--- Records provided Enclosed Below ---

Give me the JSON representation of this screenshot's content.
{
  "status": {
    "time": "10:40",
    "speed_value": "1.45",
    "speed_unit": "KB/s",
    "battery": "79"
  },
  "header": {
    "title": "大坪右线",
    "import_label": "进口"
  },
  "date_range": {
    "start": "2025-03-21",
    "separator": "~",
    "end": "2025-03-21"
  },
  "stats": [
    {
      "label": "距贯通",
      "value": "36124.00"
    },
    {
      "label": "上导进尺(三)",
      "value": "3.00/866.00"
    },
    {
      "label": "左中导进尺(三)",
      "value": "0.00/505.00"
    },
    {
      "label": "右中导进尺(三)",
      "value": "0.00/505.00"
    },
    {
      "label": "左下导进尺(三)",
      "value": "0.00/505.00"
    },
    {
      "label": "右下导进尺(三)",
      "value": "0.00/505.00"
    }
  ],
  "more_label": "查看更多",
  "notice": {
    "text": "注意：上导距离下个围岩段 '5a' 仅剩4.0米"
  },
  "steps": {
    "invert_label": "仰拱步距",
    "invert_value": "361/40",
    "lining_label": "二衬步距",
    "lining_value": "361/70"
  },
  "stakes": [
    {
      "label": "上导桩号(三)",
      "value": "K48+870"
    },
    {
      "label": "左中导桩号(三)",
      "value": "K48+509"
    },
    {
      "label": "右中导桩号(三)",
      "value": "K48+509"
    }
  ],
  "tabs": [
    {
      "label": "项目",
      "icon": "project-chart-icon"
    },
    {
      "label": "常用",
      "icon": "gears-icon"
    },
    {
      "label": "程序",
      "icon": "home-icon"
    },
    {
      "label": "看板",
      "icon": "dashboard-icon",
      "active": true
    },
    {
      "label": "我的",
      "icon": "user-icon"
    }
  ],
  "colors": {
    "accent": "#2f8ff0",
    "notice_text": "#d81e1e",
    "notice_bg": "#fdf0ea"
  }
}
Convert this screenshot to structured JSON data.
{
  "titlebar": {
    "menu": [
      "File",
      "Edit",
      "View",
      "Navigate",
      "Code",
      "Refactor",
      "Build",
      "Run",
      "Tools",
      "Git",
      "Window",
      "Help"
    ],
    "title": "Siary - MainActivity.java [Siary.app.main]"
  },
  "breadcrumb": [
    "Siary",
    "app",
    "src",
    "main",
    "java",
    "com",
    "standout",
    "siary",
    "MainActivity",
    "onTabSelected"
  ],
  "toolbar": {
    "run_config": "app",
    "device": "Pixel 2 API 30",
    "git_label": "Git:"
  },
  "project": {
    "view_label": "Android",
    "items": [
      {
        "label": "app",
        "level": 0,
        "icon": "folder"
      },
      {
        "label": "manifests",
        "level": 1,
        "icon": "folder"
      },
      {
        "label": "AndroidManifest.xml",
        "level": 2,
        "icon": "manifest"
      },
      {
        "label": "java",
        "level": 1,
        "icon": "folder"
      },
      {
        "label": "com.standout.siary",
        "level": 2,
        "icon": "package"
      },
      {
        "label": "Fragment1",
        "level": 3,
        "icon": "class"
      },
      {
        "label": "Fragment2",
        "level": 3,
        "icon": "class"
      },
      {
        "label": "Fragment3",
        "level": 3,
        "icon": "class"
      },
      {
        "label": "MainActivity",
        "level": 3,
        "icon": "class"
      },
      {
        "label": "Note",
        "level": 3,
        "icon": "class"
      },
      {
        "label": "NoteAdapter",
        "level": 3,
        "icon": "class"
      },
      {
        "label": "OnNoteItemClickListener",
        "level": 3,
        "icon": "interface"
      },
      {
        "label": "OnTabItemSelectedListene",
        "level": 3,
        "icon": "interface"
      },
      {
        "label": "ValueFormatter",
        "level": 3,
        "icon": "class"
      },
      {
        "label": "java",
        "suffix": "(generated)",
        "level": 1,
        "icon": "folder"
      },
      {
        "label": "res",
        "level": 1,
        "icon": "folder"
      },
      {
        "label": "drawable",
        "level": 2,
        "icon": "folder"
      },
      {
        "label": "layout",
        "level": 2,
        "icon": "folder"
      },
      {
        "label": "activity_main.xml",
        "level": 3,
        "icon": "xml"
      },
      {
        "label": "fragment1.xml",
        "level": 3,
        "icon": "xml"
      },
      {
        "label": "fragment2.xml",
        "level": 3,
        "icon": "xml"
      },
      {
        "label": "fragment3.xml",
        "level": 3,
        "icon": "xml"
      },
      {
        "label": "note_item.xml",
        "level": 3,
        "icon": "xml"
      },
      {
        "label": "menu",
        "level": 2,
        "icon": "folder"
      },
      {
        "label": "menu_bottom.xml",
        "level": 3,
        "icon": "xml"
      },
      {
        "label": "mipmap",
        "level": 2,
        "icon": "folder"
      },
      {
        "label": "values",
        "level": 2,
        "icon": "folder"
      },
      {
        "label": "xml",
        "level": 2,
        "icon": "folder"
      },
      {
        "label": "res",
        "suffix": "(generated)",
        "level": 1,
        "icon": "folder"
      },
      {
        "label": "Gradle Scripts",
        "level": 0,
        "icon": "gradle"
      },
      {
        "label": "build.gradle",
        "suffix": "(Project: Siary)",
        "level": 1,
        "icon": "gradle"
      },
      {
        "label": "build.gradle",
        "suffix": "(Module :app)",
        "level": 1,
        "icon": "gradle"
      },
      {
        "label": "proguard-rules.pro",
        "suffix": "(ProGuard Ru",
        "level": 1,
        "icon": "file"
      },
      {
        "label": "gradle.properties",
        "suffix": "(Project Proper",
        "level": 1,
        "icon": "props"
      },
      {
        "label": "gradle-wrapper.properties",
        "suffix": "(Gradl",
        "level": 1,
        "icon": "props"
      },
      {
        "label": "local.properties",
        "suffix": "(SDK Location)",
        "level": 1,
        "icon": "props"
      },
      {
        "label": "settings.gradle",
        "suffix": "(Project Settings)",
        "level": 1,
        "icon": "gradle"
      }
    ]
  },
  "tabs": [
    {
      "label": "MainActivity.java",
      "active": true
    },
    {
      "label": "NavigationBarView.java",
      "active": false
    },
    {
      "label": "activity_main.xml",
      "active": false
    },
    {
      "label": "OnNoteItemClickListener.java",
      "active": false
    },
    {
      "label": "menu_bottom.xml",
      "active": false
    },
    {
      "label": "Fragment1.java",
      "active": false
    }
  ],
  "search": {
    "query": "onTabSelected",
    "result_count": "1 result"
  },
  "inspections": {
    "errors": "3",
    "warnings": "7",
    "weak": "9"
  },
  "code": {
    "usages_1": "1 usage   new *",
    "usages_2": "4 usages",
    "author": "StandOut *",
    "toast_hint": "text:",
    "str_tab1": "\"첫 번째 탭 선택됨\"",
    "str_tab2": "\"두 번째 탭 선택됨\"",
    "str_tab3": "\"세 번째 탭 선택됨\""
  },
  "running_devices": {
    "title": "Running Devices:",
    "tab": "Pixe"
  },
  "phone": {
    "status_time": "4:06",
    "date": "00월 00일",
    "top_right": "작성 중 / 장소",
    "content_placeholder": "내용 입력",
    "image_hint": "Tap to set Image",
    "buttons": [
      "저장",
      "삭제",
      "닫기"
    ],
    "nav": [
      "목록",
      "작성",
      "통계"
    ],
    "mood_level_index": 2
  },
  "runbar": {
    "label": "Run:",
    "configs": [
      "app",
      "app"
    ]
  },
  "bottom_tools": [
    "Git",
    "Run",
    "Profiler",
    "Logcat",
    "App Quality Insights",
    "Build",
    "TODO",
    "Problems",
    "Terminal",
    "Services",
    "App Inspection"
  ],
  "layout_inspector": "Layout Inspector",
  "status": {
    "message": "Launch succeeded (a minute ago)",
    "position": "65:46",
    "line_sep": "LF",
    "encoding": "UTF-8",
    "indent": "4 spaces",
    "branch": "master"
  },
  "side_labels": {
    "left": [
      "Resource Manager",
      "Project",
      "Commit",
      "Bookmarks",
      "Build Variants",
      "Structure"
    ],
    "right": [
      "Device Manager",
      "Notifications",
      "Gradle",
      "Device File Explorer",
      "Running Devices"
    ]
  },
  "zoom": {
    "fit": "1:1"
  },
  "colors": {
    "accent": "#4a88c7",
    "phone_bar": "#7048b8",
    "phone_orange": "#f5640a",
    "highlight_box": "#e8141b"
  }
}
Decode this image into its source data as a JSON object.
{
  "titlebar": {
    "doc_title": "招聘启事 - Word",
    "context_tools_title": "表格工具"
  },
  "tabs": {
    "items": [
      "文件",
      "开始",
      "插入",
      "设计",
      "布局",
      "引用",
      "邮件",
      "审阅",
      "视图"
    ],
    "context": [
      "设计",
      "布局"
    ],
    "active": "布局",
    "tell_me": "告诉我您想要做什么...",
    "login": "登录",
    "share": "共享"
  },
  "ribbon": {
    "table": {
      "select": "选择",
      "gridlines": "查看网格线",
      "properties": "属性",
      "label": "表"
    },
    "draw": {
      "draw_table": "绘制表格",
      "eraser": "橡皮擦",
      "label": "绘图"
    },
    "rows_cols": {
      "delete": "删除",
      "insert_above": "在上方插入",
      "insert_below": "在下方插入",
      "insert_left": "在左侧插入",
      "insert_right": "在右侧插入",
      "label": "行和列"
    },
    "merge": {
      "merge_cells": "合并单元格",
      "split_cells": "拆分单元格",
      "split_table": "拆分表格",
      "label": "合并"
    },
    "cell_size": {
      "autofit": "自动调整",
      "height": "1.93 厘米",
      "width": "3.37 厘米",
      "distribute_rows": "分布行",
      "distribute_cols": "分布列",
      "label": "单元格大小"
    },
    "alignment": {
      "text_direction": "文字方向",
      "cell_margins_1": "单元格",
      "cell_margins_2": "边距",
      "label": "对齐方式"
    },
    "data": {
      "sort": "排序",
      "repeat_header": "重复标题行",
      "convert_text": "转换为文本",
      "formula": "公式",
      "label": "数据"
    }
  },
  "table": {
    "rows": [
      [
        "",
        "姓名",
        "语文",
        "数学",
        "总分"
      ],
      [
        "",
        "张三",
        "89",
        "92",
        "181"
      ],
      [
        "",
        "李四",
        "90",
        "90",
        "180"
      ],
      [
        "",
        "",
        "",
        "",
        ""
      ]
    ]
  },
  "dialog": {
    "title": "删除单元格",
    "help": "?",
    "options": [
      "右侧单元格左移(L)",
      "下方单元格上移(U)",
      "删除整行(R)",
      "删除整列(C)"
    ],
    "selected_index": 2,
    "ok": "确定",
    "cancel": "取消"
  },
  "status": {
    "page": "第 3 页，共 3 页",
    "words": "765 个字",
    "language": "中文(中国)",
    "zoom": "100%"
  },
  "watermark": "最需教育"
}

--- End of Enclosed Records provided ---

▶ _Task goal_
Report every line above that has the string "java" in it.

▶ _Response to this exercise_
    "title": "Siary - MainActivity.java [Siary.app.main]"
    "java",
        "label": "java",
        "label": "java",
      "label": "MainActivity.java",
      "label": "NavigationBarView.java",
      "label": "OnNoteItemClickListener.java",
      "label": "Fragment1.java",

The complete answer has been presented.